As the Chicago Reader reported last year, Chicago’s recycling program has a very low recycling rate — and the city pays millions of dollars each year to maintain the program. The program that started this week divides many of the single-family households in Chicago into six zones serviced by two companies and city workers in the hopes of providing more homes with Blue Carts at a lower price to the city.
Within four months, the mayor has promised blue-cart recycling will come to 20,000 additional households in Wicker Park, Bucktown and Logan Square.
Six months into the competition, a cost-benefit analysis will determine how city employees measured up against two private contractors: Waste Management and Midwest Metal Management.
Under the terms of the new contract, Waste Management and Midwest Metal Management arrange pickup of recyclables in the neighborhoods they’ve been contracted to serve.
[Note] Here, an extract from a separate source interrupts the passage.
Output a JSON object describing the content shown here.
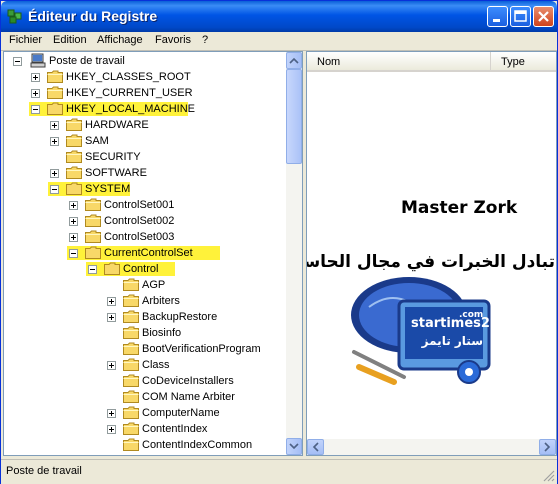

The companies then sell the collected recyclables and keep the revenue from the sales. The zones where city workers collect the recyclables will allow the city to sell the collected recyclables and put that revenue back into the city’s budget.
Will Chicago learn it can generate revenue from recycling? If the city looks to its past mistakes, no. But if it looks to examples in other large American cities, it will find precedents. In 2002, New York City had a serious budget crisis — and a recycling contract with WMX that cost the city over $40 million each year. The city decided to eliminate glass and plastic curbside pickups.
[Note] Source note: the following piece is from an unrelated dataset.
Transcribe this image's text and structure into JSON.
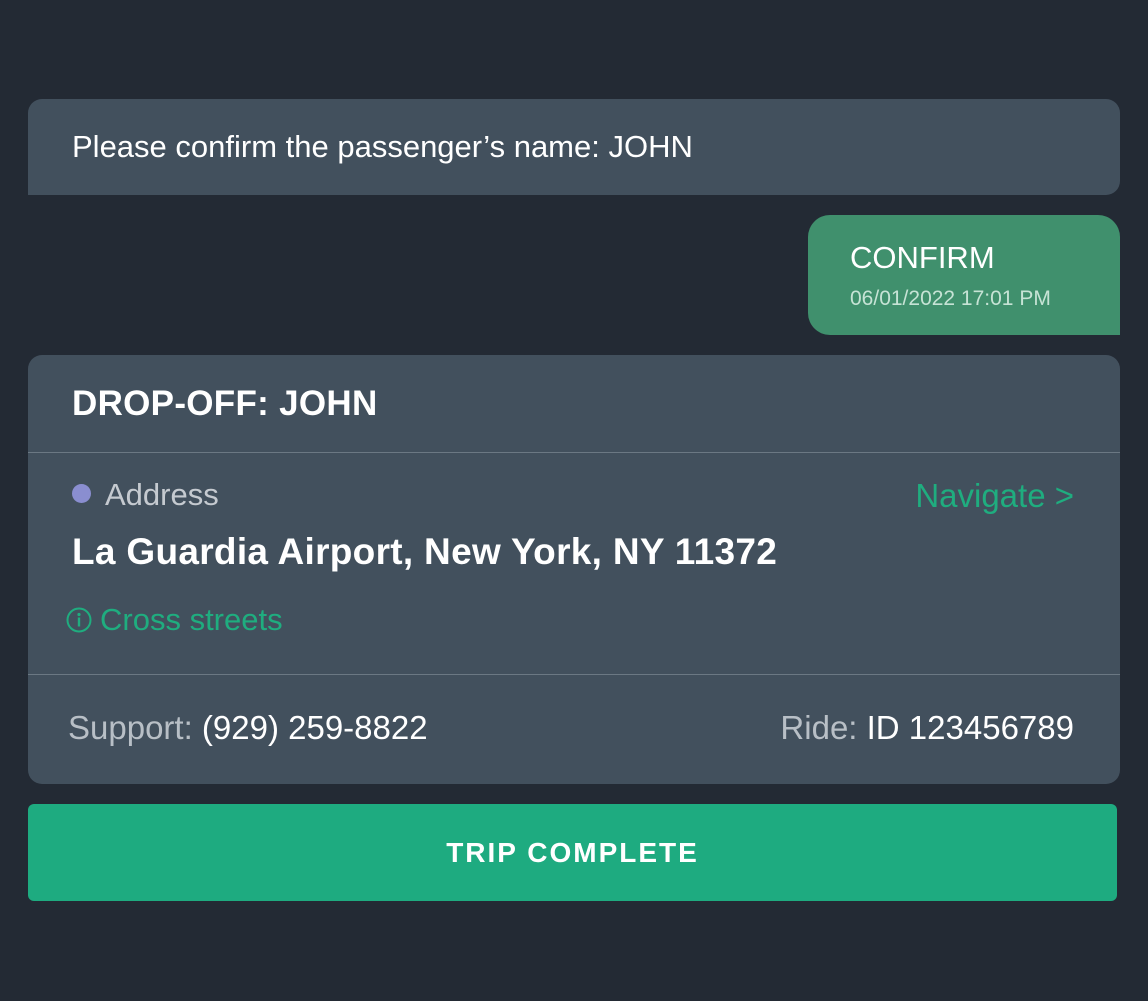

Immediately, residents protested. Faced with a highly unpopular policy decision and an unaffordable contract, the city looked for alternatives. Within months they found one. New York City entered into a contract with a scrap materials dealer who treated the collected materials as commodities to sell rather than wastes to remove. Today, that company (which owns Midwest Metal, who will be handling some neighborhoods south of Hyde Park beginning today) pays New York City a few million dollars per year from the revenues they make off collected metals on the open market. That revenue offsets the costs of collecting all recyclables, including glass and plastics. Changing contracts to recognize that recyclables are commodities to sell rather than wastes to be charged for provided New York’s residents with a functioning recycling program that didn’t exhaust the budget.
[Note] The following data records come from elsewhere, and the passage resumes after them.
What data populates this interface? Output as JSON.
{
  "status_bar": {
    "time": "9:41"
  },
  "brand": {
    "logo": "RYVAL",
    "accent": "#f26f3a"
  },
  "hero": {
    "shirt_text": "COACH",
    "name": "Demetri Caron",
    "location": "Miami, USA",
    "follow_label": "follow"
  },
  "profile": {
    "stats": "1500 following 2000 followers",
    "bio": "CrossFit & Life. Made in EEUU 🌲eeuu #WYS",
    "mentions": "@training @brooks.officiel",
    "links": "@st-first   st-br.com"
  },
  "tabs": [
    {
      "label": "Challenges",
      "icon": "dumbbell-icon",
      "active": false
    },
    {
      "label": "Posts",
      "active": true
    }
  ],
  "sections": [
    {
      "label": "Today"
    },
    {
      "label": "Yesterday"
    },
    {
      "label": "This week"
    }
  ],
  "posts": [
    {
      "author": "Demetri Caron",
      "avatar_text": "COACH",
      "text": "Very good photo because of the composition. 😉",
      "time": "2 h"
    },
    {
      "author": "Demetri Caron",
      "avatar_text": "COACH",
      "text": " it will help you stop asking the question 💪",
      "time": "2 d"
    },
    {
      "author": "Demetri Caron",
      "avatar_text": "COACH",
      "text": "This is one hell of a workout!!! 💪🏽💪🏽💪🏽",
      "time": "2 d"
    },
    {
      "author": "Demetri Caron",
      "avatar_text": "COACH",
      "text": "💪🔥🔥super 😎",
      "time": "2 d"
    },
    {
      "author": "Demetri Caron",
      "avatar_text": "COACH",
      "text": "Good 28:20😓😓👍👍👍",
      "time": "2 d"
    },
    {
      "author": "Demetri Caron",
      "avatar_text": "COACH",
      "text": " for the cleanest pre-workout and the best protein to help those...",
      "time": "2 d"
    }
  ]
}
Roosevelt Professor Carl Zimring discusses New York City’s experience in the last chapter of his book Cash for Your Trash: Scrap Recycling in America and taught about it last year in the first offering of SUST 240 Waste. A downtown version of that seminar will be offered in Spring 2012, during which this trial program will be evaluated by the city. For more information on the seminar or any other of our courses, visit our Sustainability Studies website, call 1-877-277-5978 (1-877-APPLY RU) or email applyRU@roosevelt.edu.